Hardware between computer and chip

Hi,
My first post.

I'm new to Arduino, and only speak BASIC. I am hoping to try to learn Arduino language, over Christmas.

I only want to do it if I can connect the computer to the chip to be programmed without and Arduino board.

I am working on radio chips, and previously I have blindly programmed an Arduino program to a radio chip 'module' (Including Atmega chip) via a USBASP USB adaptor. If this is possible, then that's what I want.

Can programming be done this way?

Cheers, Z0o0o.

Your description is not at all clear.

It is probably useful, if not quite essential, to have at least one Arduino board - an Uno is best as most things work with it.
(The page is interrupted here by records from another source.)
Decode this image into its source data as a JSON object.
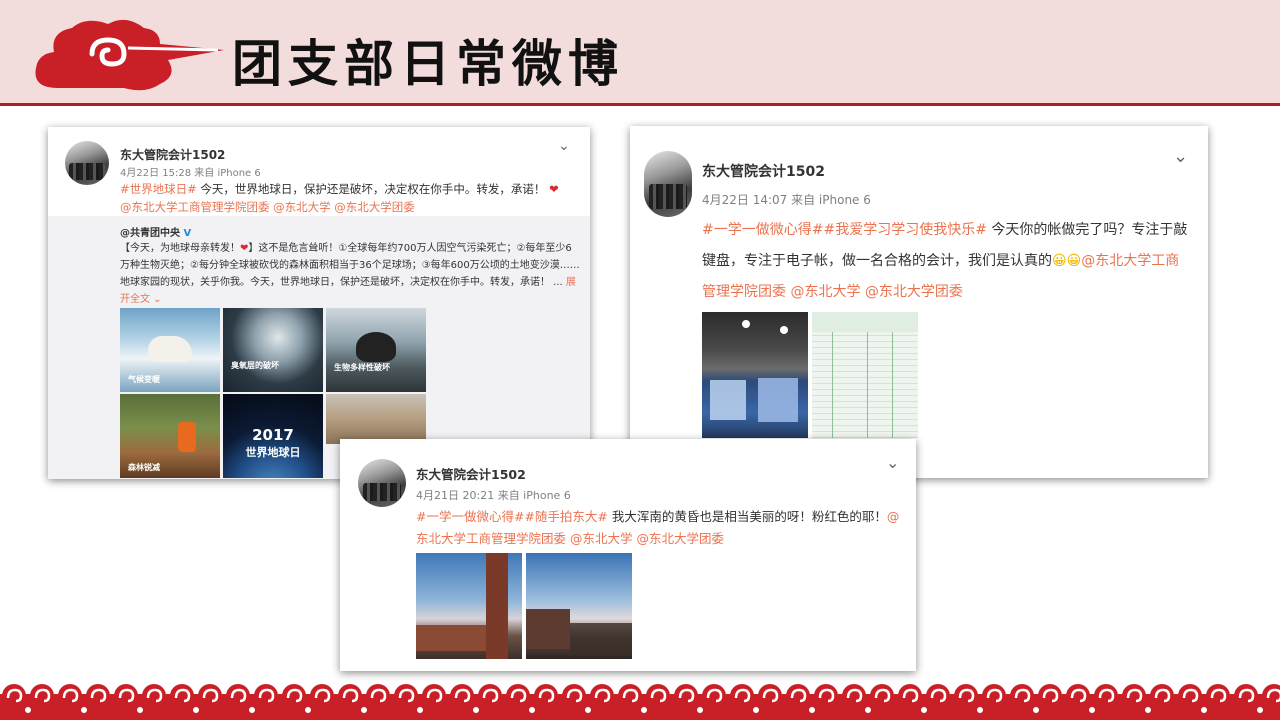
{
  "slide": {
    "title": "团支部日常微博"
  },
  "posts": [
    {
      "username": "东大管院会计1502",
      "meta": "4月22日 15:28 来自 iPhone 6",
      "text_segments": [
        {
          "t": "#世界地球日#",
          "hl": true
        },
        {
          "t": " 今天，世界地球日，保护还是破坏，决定权在你手中。转发，承诺！ ",
          "hl": false
        },
        {
          "t": "❤",
          "heart": true
        },
        {
          "t": "@东北大学工商管理学院团委 @东北大学 @东北大学团委",
          "hl": true
        }
      ],
      "repost": {
        "author": "@共青团中央",
        "verified": "V",
        "text_before": "【今天，为地球母亲转发！",
        "heart": "❤",
        "text_after": "】这不是危言耸听！①全球每年约700万人因空气污染死亡；②每年至少6万种生物灭绝；②每分钟全球被砍伐的森林面积相当于36个足球场；③每年600万公顷的土地变沙漠……地球家园的现状，关乎你我。今天，世界地球日，保护还是破坏，决定权在你手中。转发，承诺！ ... ",
        "more": "展开全文 ⌄",
        "images": [
          {
            "label": "气候变暖",
            "icon": "polar-bear-icon"
          },
          {
            "label": "臭氧层的破坏",
            "icon": "ozone-earth-icon"
          },
          {
            "label": "生物多样性破坏",
            "icon": "seal-icon"
          },
          {
            "label": "森林锐减",
            "icon": "logging-icon"
          },
          {
            "label": "2017",
            "sublabel": "世界地球日",
            "icon": "earth-icon"
          },
          {
            "label": "",
            "icon": "desert-icon"
          }
        ]
      }
    },
    {
      "username": "东大管院会计1502",
      "meta": "4月22日 14:07 来自 iPhone 6",
      "text_segments": [
        {
          "t": "#一学一做微心得##我爱学习学习使我快乐#",
          "hl": true
        },
        {
          "t": " 今天你的帐做完了吗？专注于敲键盘，专注于电子帐，做一名合格的会计，我们是认真的",
          "hl": false
        },
        {
          "t": "😀😀",
          "emoji": true
        },
        {
          "t": "@东北大学工商管理学院团委 @东北大学 @东北大学团委",
          "hl": true
        }
      ],
      "images": [
        "computer-lab-photo",
        "spreadsheet-photo"
      ]
    },
    {
      "username": "东大管院会计1502",
      "meta": "4月21日 20:21 来自 iPhone 6",
      "text_segments": [
        {
          "t": "#一学一做微心得##随手拍东大#",
          "hl": true
        },
        {
          "t": " 我大浑南的黄昏也是相当美丽的呀！粉红色的耶！",
          "hl": false
        },
        {
          "t": "@东北大学工商管理学院团委 @东北大学 @东北大学团委",
          "hl": true
        }
      ],
      "images": [
        "campus-sunset-photo-1",
        "campus-sunset-photo-2"
      ]
    }
  ],
  "colors": {
    "accent": "#b11d22",
    "header_bg": "#f3dcdc",
    "link": "#eb7350"
  }
}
If you have (say) an Atmega 328 on a breadboard and if it has the Arduino bootloader program on it you can upload a program from a PC using a USB-TTL cable. I do this regularly.

You can buy Atmega 328s with the bootloader installed.

However it is useful to be able to upload the bootloader yourself and that can be done with an Uno between the PC and another Atmega 328 on a breadboard. After the bootloader is installed you will not need to use the Uno if you prefer not to.

This tutorial explains the process.

...R

camerart:
I am hoping to try to learn Arduino language

There is no Arduino language.

camerart:
previously I have blindly programmed an Arduino program to a radio chip 'module' (Including Atmega chip) via a USBASP USB adaptor. If this is possible, then that's what I want.

Can programming be done this way?

Yes:

  • You may need to install a hardware package if your hardware configuration isn't compatible with one of the Arduino AVR Boards definitions included with the Arduino IDE. I can help you with that but would need more information to do so.
  • Select the correct hardware definition from Tools > Board.
  • Tools > Programmer > USBasp
  • You may need to do Tools > Burn Bootloader the first time you use your chip to set the fuses to your desired configuration.
  • Sketch > Upload Using Programmer

If your used to basic, you've got some stuff to learn..

Try the 'C' bible - 'the C programming language' by Kernighan and Ritchie. They devised it. You can download it free.

C++ is another step.

The arduino IDE incorporates both of these with some extensions.

regards

Allan